1

I'm wondering if it is possible to setup a Raspberry Pi (a basic Linux box) with a USB Wifi Dongle to both connect to a Wifi network as well as be a Wifi Access Point?

What I'd like to do is:

  1. Have the Raspberry Pi broadcast its own Wifi network
  2. Connect to the network with my laptop and obtain the Raspberry Pi's IP address
  3. SSH into the Raspberry Pi and have it connect to a Wifi network
  4. Raspberry Pi remains broadcasting its own Wifi network

The reason for doing this is because the Raspberry Pi is going to be physically locked up in a way that I cannot access it. I want to be able to SSH into the Raspberry at any time to update files on its system. If anyone has a better idea as to how to access the Raspberry Pi remotely without physically connecting to it, I'm open to ideas!

I haven't looked into VPN – but doing some research into it.

migrated from serverfault.com Jun 7 '13 at 13:20

This question came from our site for system and network administrators.

  • It's usually easier to do this sort of thing with a second WiFi adapter (or Ethernet backhaul), though not necessary, it's reduces the chances of "oops" moments. Running WiFi Mesh might also be appropriate, but you haven't given enough details about your network to say. I can say what you're asking for is very odd, and I've never seen a reliable/professional network setup this way. – Chris S Jun 7 '13 at 13:20
  • I had already posted this question in Raspberry Pi stackexchange, but they said it made more sense to be placed in Serverfault. – Brian Weinreich Jun 7 '13 at 13:28
  • The simplest is an Ethernet cable connection. Is that an option? – Thorbjørn Ravn Andersen Jun 9 '13 at 7:08
1

This is easier with two network interfaces as Chris S said. You'll also need to be quite careful in selecting the wifi adapters you want to use. Most wireless adapters won't run in the right mode for an access point under linux, and many of the ones that do have relatively high power requirements that may not be suitable for the Raspberry PI which is itself powered over USB.

Depending on the physical requirements of your situation, it would be easier, (and no more expensive) to hook your raspberry Pi up to a WIFI access point via ethernet, whether or not you use USB WIFI for the other network.

1

It's possible with some Atheros USB sticks, however I haven't tried them yet. I just used 2 RT5370s to broadcast as an access point and connect to a wifi network.

0

I have done this with a combination of TP-Link and Edimax nano USB adapters. Two work-arounds were required:

  1. I had to download drivers for the TP-Link for every kernel upgrade on the RPi. The drivers are not in the Raspbian repository. I have to plan ahead for updates.

  2. I had to download a version of hostapd modified to support infrastructure AP mode on the Edimax adapter.

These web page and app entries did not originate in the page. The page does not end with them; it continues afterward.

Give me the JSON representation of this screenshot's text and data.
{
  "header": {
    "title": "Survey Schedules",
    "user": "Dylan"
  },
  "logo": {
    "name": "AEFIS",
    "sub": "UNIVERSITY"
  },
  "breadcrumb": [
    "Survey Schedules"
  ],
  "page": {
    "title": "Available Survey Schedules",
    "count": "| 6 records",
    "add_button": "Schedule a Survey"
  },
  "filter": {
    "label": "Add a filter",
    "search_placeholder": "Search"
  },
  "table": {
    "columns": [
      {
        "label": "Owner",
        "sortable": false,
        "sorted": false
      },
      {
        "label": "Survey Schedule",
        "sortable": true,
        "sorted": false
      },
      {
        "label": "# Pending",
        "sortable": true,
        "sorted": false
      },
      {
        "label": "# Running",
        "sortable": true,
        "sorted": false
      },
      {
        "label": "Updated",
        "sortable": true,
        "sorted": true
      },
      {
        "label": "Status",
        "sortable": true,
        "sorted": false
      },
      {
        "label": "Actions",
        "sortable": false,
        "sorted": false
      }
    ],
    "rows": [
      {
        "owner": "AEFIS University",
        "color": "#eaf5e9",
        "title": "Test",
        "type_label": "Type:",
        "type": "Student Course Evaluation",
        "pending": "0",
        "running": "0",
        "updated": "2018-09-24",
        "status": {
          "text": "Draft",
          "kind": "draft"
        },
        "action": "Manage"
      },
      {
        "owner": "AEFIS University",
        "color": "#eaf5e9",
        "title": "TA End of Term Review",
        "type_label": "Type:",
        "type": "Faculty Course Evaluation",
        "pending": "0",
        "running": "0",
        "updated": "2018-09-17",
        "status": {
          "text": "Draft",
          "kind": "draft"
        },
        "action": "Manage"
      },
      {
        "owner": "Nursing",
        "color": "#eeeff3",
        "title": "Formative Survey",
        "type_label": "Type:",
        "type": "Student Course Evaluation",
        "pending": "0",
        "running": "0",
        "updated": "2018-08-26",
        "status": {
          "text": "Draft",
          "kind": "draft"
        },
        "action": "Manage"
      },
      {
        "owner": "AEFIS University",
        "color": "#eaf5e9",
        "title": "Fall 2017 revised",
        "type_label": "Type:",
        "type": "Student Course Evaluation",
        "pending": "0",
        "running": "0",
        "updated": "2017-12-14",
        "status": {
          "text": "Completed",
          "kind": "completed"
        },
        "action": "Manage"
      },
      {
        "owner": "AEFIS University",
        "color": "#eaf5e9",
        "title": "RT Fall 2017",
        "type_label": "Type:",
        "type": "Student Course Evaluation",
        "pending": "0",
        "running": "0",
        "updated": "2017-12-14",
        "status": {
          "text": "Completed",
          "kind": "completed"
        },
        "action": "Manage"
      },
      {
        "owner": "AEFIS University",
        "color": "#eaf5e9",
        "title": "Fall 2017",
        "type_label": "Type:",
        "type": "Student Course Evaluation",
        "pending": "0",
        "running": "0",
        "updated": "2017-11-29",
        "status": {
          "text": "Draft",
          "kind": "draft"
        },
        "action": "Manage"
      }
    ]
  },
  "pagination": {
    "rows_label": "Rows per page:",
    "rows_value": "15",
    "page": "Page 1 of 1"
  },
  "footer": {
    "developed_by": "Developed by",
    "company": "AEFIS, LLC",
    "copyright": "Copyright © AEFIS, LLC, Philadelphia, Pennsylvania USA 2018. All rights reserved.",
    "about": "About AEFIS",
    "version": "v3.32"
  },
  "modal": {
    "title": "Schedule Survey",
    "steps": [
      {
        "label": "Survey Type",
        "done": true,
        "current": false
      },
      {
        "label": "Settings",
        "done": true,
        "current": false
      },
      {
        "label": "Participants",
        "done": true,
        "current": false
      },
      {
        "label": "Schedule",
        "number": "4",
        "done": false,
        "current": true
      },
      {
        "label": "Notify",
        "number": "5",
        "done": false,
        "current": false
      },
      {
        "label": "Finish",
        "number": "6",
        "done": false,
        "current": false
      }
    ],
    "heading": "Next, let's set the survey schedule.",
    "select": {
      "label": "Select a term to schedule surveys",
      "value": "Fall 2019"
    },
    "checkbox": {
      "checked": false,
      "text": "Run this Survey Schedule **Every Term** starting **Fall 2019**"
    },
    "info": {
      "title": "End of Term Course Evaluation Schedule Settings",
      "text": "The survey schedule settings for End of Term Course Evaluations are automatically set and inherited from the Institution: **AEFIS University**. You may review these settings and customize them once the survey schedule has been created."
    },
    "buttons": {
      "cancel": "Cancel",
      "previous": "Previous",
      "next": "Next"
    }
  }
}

Now that I've figured this out, I have 2 RPi 2Bs configured with two wifi adapters each, plus wired. I found all the relevant bits with a bit of googling. It just took patience to put them all together.

  1. I connect to the RPi for basic configuration using the Edimax in AP mode.

  2. Once connected, I configure the RPi as a wireless client to connect to the local wifi network, which changes from location to location, so can't be configured beforehand.

  3. Once connected as a wifi client to the local office network, I can ssh into the RPi and configure eth0 to work on the test network.

Note that I have routing OFF for this. Each connection terminates on the RPi. I don't want to introduce unwanted routes between networks.

Your Answer

By clicking “Post Your Answer”, you agree to our terms of service, privacy policy and cookie policy

Not the answer you're looking for? Browse other questions tagged or ask your own question.